That means that half of Crew SC’s shots came prior to New England settling in to its shifted shape, and nearly a third came when the Black & Gold needed to throw caution to the win and attempt to score, which leaves at least a good chunk of the credit to the effect of game state.
For the rest of the contest — the 55 minutes that were the meat of the sandwich — Columbus managed just two shots.
In that same period, the Revolution had seven of their nine shots, including their two goals.
Blue is Columbus, red is New England.
So forget possession. Crew SC maintained a possession advantage nearly the entire game. And yet even during 55 minutes of generally controlling the ball, CCSC was out-shot 7-2.
While Columbus started on the front foot, New England’s response changed the game.
(FWIW: It’s the second consecutive loss in which Crew SC’s opponent made a tactical shift in the first half.)
Track how players’ performances are trending. Who stood out for the good or the bad?
Waylon Francis — It’s clear that Gregg Berhalter has been pleased with how Francis filled in during a busy stretch, because he’s continued to roll with him and even has made comments about left back being an open battle between Francis and Jukka Raitala. This is the best we’ve seen of Francis in a long time, and he contributed on both halves of the field Sunday.
Hector Jimenez — Two weeks ago I actively praised Jimenez for his play. This game, however, he was exposed. Fagundez victimized him multiple times, and he appeared to be ball watching to some extent on both goals. I don’t think it was coincidence he was subbed off early in the second half.
Jonathan Mensah — After some “oof” moments against Montreal, Jonathan continued to leave fans questioning whether he is worth a DP tag. His distribution out of the back was much better than a week ago, but too many times he looked a little lost in his positioning, and he was caught in the middle on New England’s go-ahead goal. I’m still willing to give him time to figure things out, but this performance won’t have changed any minds.
Kekutah Manneh — Everyone has been champing at the bit to get Manneh in the lineup, and now he’s gotten two consecutive starts. This one, I thought, didn’t do him many favors. He did have one bright moment — his excellent turn and low cross to Ola Kamara that should have been a goal — but otherwise was nonexistent. There were some times I thought he was a little stagnant off the ball. Was his 61st-minute substitution just a factor of fitness (he didn’t go a full 90 minutes against Montreal either) or a look into what Berhalter thought of his impact on the field?
Columbus at Toronto FC, Friday, 7 p.m. EST, at BMO Field

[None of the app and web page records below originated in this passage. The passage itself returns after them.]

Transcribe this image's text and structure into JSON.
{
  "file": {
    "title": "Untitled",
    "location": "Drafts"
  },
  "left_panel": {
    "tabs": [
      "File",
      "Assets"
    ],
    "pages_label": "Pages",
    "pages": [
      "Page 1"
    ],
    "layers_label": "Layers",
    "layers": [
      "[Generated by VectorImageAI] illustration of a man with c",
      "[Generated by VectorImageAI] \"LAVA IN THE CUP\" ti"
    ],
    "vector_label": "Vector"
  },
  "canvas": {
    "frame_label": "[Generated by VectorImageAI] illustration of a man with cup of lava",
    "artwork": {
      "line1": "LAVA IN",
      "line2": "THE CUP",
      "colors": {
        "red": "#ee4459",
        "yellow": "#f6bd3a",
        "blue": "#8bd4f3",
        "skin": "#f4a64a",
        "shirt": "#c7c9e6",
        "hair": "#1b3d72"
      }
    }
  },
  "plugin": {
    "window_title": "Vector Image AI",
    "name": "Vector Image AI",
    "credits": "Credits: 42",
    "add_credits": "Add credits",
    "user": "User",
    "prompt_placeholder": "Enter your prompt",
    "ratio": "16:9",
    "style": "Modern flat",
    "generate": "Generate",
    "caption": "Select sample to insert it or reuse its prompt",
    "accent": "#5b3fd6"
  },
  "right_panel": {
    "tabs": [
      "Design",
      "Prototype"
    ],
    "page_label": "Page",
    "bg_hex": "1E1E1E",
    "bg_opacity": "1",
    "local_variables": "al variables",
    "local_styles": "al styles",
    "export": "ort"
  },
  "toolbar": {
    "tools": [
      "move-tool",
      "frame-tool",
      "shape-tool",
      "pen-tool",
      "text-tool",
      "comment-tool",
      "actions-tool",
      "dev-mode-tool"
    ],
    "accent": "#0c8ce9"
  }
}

Again? These teams will meet for the second time in 16 days and the third time in six weeks, though it will be the last time the two rivals face off this season.
After splitting the previous two meetings, who will win this year’s Trillium Cup (if you care about those sorts of things)?
Toronto’s unprecedented six straight wins in 22 days came to an end when the Reds settled for a 1-1 draw on the road at New York Red Bulls on Friday. But TFC remains unbeaten in seven games and sits atop the Eastern Conference.
Columbus won the first meeting, 2-1, but then dropped the last one by the same score, conceding a pair of second-half goals to Tosaint Ricketts.
That game stood out for CCSC, as it played with a three-man back line, featured some player rotation for both teams and saw the Black & Gold without Gregg Berhalter on the sideline due to suspension.
So what does that mean for the third and final matchup? Stay tuned to Massive Report for a full game preview later this week.